I wince every time I think of Peter Lynch’s put-down that if you spent five minutes with an economist you’d be wasting three. But in the summer of 2009, the truth is that no one, no matter how expert (and not even the World Bank), can forecast the future with any real conviction. The stock markets may be forward-looking barometers, but the economic data which they interpret with varying degrees of accuracy at the best of times are of happenings measured weeks or months previously. At this time there is just too much thin ice around for anyone to be foolish enough to stick their neck out too far.
Adding to the unease is a questionable economic recovery to date due solely to government stimulus spending and pump-priming on a pedal-to-the-metal scale as never before.
In other words, a recovery that is heavily induced rather than organic. When and by how much economies will grow of their own volition once they are taken off government life support remains very much open to question.
In turn, this begs the question as to how governments are going to exit their rescue strategies and face up to the twin challenges of the exploding budget deficits and soaring national debts they will have left them with. At some point central banks, too, must start tightening the system by raising interest rates, but then what?
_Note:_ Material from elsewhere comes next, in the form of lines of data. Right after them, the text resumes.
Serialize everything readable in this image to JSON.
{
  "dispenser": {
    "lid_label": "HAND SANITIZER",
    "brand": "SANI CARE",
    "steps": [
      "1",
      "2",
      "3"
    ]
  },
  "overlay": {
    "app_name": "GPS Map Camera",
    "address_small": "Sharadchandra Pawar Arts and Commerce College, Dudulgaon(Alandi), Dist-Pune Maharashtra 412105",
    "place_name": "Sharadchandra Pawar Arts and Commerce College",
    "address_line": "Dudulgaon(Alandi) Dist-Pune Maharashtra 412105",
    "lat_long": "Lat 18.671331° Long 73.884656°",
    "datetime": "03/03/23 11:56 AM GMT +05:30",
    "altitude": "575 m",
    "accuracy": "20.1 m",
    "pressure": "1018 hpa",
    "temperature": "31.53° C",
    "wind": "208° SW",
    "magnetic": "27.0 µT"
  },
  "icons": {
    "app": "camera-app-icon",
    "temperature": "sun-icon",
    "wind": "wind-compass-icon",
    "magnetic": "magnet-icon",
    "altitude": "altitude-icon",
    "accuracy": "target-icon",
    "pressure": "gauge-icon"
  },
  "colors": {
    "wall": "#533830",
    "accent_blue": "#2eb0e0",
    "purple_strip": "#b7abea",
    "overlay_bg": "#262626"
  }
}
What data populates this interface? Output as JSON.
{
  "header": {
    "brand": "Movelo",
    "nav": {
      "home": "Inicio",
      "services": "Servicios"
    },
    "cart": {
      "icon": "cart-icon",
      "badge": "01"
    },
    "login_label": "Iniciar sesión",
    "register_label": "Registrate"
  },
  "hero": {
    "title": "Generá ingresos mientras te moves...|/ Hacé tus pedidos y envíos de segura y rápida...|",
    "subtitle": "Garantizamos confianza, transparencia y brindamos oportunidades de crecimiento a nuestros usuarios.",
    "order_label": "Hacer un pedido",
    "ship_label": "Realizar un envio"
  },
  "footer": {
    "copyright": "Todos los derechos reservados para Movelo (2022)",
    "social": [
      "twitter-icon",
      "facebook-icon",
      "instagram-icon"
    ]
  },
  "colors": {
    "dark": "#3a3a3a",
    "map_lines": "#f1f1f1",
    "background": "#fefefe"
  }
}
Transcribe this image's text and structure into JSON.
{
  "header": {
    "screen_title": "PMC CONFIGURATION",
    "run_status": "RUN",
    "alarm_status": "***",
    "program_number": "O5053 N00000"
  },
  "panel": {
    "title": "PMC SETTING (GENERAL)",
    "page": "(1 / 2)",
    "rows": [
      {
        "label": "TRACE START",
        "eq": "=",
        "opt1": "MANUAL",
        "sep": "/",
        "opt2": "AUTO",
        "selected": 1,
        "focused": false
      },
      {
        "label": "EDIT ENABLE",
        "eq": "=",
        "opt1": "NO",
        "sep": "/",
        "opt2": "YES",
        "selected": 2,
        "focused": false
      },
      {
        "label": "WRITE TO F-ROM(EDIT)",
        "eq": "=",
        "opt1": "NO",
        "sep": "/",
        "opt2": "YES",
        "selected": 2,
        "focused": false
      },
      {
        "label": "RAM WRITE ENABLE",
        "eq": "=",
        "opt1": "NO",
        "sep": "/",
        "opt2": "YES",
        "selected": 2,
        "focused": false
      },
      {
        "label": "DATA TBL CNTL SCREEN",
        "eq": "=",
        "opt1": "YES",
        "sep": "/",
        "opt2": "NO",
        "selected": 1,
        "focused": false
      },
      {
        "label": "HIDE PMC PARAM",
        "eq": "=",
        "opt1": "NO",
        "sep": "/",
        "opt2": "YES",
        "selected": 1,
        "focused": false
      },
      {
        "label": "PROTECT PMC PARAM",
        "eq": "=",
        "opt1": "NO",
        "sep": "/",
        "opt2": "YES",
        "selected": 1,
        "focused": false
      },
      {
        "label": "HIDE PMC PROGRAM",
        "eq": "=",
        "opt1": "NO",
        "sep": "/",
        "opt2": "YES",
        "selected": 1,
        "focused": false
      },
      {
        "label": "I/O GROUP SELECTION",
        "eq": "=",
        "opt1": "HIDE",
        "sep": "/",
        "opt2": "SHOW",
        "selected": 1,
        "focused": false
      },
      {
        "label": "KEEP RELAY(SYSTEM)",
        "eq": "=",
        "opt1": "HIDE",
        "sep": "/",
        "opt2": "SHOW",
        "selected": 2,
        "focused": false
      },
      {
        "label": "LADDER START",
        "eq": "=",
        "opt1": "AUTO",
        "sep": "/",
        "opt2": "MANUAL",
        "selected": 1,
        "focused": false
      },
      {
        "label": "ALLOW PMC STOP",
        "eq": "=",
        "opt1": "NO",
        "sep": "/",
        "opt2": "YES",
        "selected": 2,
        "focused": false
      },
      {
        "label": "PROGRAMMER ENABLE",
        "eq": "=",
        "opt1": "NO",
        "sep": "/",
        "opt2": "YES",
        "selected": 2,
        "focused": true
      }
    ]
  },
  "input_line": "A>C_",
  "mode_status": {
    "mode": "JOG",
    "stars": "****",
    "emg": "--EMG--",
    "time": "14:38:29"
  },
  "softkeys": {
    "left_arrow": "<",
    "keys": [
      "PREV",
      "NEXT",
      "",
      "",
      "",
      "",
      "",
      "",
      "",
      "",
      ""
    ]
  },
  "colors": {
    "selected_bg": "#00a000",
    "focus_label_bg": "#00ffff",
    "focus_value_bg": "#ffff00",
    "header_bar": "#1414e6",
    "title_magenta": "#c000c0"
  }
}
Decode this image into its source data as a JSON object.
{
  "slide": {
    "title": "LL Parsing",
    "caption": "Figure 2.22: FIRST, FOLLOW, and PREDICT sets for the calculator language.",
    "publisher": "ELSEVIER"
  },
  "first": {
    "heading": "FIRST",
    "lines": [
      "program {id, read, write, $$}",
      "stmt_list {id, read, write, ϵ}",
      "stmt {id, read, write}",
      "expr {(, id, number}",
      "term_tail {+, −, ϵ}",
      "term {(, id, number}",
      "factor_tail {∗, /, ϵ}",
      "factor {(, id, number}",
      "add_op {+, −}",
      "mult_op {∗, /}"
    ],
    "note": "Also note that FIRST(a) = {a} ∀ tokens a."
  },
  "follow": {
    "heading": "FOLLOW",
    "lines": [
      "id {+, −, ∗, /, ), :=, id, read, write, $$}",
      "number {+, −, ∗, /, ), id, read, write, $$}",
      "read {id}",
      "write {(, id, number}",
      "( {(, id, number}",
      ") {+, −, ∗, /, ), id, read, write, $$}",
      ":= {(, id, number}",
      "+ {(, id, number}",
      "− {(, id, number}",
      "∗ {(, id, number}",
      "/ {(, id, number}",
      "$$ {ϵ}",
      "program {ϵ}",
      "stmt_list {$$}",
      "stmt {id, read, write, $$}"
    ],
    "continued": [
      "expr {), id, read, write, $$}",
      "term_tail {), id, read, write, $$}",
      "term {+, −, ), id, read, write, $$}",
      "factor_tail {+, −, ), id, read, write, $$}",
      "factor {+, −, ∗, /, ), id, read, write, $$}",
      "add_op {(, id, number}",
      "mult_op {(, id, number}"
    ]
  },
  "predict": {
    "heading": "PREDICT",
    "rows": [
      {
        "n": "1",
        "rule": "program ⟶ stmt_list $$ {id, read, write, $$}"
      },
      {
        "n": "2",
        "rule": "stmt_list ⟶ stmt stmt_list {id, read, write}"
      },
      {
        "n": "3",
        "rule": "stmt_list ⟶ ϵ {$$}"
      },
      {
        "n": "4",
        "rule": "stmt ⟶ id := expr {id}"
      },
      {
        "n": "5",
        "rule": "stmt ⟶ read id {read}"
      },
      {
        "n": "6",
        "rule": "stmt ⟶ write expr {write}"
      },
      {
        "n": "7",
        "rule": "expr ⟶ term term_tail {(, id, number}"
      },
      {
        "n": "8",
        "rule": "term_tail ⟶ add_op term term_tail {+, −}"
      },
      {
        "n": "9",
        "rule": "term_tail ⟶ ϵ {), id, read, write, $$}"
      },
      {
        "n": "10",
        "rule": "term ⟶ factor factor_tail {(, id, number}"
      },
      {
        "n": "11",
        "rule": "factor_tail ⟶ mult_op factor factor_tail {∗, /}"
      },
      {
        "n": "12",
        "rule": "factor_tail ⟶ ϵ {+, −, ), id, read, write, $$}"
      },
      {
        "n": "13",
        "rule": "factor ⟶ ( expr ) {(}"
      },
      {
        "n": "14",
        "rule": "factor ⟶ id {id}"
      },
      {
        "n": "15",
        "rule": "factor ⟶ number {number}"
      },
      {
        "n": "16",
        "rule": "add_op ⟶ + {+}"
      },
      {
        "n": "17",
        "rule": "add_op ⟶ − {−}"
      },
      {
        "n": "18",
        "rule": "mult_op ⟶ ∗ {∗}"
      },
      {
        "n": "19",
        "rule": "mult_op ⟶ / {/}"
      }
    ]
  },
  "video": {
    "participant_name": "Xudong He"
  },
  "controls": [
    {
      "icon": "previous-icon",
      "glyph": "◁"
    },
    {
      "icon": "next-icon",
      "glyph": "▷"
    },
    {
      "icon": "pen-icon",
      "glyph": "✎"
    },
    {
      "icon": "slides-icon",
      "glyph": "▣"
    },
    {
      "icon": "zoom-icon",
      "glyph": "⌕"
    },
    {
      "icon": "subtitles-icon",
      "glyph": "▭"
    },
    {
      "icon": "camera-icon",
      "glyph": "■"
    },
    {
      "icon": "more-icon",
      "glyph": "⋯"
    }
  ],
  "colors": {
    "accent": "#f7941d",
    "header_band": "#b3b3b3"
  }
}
Going into deficit is one thing, even when well-intentioned and necessary. Getting out of the extra deep holes that have been dug this time around will be another. It will be all the more difficult if self-supporting economic recovery is as anaemic as it looks like being in most of the OECD countries.
The BRIC block (Brazil, Russian, India, China) is another matter, as also should be Developing Asia in general. China’s infrastructure stimulus seems to be working well as growth forecasts for the world’s new economic powerhouse are hiked above 7%. The pattern is similar in India, but alas not in our artificially-supported world.
On his recent trip to China, U.S. Treasury Secretary Timothy Geithner was grilled by sceptical audiences on his government’s exit plan. He didn’t elaborate other than to answer there would be a plan , but the time wasn’t yet right. The subject of exit strategies was also raised at the latest G8 finance ministers meeting. After heated discussion, the International Monetary Fund was asked to research strategies to slim budget deficits and reduce government presence in the financial sector in a way that wouldn’t re-ignite a contagious made-in-America crisis that had spread worldwide.
Here in Canada, Prime Minister Harper says tax increases or reductions in program spending won’t be necessary to return to fiscal balance by 2013-14. In which case there would need to be strong and protracted GDP growth. However, many are openly questioning the rosiness of predictions that have been badly discredited since the assurances of last November’s Economic Statement morphed into a projected budget deficit of $34 billion, now further raised to a record $50 billion. Toronto Dominion Bank economists, in particular, maintain that the government’s forecasts are so far off that its cumulative five-year budget deficit projection could in fact turn out to be double the $85 billion forecast.
THEN AND NOW
Given the staggering levels of a U.S. deficit that could climb to the $2 trillion level, or 13% of GDP, it is probably best to assume the U.S. will remain in the red as far as the eye can see. Assuming he remains in office until 2017, Barack Obama could retire as a president who has only known deficits – and massive deficits at that! Similarly in Canada, a safe assumption would be that the red ink continues to flow at both the national and provincial levels until at least the Harper government’s 2013-14 cross-over target date, but probably well beyond that.
What a change in the fiscal “weather” over the past year, and in Canada in a matter of months!
What a far cry, too, from Ronald Reagan’s inaugural declaration that “Government is not the solution to the problem, government is the problem”, and his purported belief that the nine most terrifying words in the English language are: “I’m from the government and I’ve come to help”. This time a government that has come to help is also wielding a big stick, as banks, financial institutions and the automotive industry can feelingly attest to. Just ask AIG, Citigroup and General Motors, who are now also heavily government owned and controlled.
Obamanomics vs. Reaganomics?
Big government is a new fact of life investors will also have no choice but to adapt to. Jeffrey Immelt, the Chief Executive of hard-pressed General Electric, couldn’t have put it more expressively: “The government has moved in next door and it ain’t leaving”.
Our guest blogger is Michael Graham
You can reach Michael at:
Michael Graham Investment Services Inc.
Tel: 416 360-7530 Fax: 416 360-5566